Van den Berg said that EVAR follow-up and peripheral CT angiography are part of the main applications of dual-energy CT scan in the vascular field. A reliable detection of endoleaks and the reduction of radiation exposure are the main advantages identified in the use of dual-energy CT for EVAR follow-up. Van den Berg made reference to a study published last year by Sommer et al in the Journal of Vascular and Interventional Radiology which concluded, “Dual-energy CT makes a reliable detection of endoleaks feasible in a single acquisition. This provides a potential dose reduction for patients who have to undergo lifelong follow-up examinations after endovascular aneurysm (44–61%).” This may also allow for reduction of contrast used, due to the better attenuation of contrast at a low energy acquisition, van den Berg added.
With regards to peripheral CT angiography, van den Berg said “Dual-energy CT yields high quality peripheral CT angiography, facilitating interpretation of images.”
Florian Dick, Bern, Switzerland, spoke on the value of CT scan in the management of ruptured abdominal aortic aneurysm. Dick said that pre-operation CT scan is valuable because it permits to see the aneurysm anatomy, helps in the strategy planning for repair and to choose the correct graft size, and allows to be prepared for the unexpected.
Patrick Peeters, Imelda Hospital, Bonheiden, Belgium, told delegates that “CT angiography is an accurate diagnostic test in the assesment of arterial disease of the lower extremity.” However, “For very calcified lesions CT angiography is of questionable diagnostic value even with the next generation CT angio scans.”
For the diagnosis in the treatment of lower limb, Peeters favoured the use of CT angiography over angiography alone. He commented, “CT angiography is less invasive, has lower complication rates, it is less expensive, provides less discomfort for the patient and gives more detailed images with the use of 3D visualisation.”
When treating very calcified superficial femoral artery lesions, Peeters commented, the calcification of the vessel wall may lead to false-negative findings of patency and the high-attenuation artifacts or “blooming” caused by calcification may lead to false-positive diagnosis of substantial stenosis, that is why in very calcified cases CT angiography is of “questionable diagnostic value.”
Peeters concluded that the best treatment option for very calcified lessions needs to have several factors including: a blend of visualisation techniques such as duplex, CT angiography, MRA scan, conventional arteriography, the experience of the operator interpretating images and the medical history of the patient.

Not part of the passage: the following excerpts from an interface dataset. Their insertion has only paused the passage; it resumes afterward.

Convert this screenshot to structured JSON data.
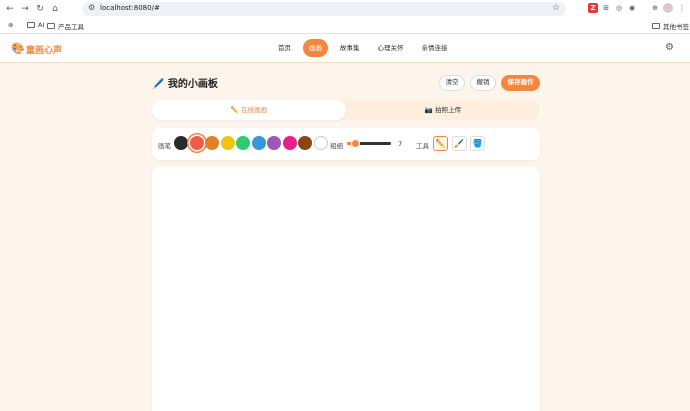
{
  "browser": {
    "url": "localhost:8080/#",
    "bookmarks": [
      {
        "label": "AI"
      },
      {
        "label": "产品工具"
      }
    ],
    "other_bookmarks": "其他书签"
  },
  "app": {
    "logo_text": "童画心声",
    "menu": [
      {
        "label": "首页",
        "active": false
      },
      {
        "label": "画画",
        "active": true
      },
      {
        "label": "故事集",
        "active": false
      },
      {
        "label": "心理关怀",
        "active": false
      },
      {
        "label": "亲情连接",
        "active": false
      }
    ]
  },
  "page": {
    "title": "🖊️ 我的小画板",
    "buttons": {
      "clear": "清空",
      "undo": "撤销",
      "save": "保存画作"
    },
    "tabs": [
      {
        "label": "✏️ 在线画画",
        "active": true
      },
      {
        "label": "📷 拍照上传",
        "active": false
      }
    ],
    "toolbar": {
      "brush_label": "画笔",
      "size_label": "粗细",
      "size_value": "7",
      "size_fraction": 0.2,
      "tools_label": "工具",
      "colors": [
        "#2b2b2b",
        "#f25c4b",
        "#e67e22",
        "#f1c40f",
        "#2ecc71",
        "#3498db",
        "#9b59b6",
        "#e91e8c",
        "#8b4513",
        "#ffffff"
      ],
      "selected_color_index": 1,
      "tools": [
        {
          "icon": "pencil-icon",
          "glyph": "✏️",
          "active": true
        },
        {
          "icon": "brush-icon",
          "glyph": "🖌️",
          "active": false
        },
        {
          "icon": "bucket-icon",
          "glyph": "🪣",
          "active": false
        }
      ]
    }
  }
}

Wladyslaw Gedroyc, Imperial College, London, UK, spoke about magnetic resonance-guided focused ultrasound (MRgFUS) and its multiple applications. MRgFUS combines two systems: magnetic resonance imaging scanner to visualise patient anatomy, map the volume of tissue to be treated, and control the treatment by monitoring the temperature of the tissue after heating and focused beam of ultrasound energy that heats and destroys the tissue using high-intensity sound waves, commented Gedroyc. “This is the first time that MR has been used to monitor tissue temperature.” “The integration of MR imaging to focused ultrasound offers excellent visualisation of adjacent soft tissues so that beam path can be seen and high risk structures such as bowel can be avoided. MR greatly improves accuracy, reliability and safety,” Gedroyc said.

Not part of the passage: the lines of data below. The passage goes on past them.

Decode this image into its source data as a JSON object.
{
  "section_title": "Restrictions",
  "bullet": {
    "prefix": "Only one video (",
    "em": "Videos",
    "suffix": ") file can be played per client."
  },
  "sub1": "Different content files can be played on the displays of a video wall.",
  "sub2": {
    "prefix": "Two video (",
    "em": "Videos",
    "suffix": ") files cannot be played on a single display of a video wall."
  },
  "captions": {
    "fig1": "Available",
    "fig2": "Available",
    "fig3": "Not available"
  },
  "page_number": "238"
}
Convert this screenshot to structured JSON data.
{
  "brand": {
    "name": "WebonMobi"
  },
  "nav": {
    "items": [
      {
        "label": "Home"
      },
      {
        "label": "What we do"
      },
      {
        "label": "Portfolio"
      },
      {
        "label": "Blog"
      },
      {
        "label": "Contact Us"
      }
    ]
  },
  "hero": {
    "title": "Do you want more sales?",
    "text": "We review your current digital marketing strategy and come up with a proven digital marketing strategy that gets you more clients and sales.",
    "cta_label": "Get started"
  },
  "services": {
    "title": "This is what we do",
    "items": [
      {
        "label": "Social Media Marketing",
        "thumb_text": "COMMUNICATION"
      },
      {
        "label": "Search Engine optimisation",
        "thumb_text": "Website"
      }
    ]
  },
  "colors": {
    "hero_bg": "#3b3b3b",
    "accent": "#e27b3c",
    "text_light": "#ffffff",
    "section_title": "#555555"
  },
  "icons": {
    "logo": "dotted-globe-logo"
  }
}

According to Gedroyc, MRgFUS has been used to treat uterine fibroids, liver tumours, lumbar facet joint pain, prostate cancer, breast cancer, brain tumours, among others. “Magnetic resonance-guided focused ultrasound has a huge potential. It has already been very successful for uterine fibroids, changing the way how these tumours are treated. Similar changes will happen in other areas of treatment as invasive procedures are converted into closed non-invasive ones and hospital stays may be eliminated or minimised in many areas.”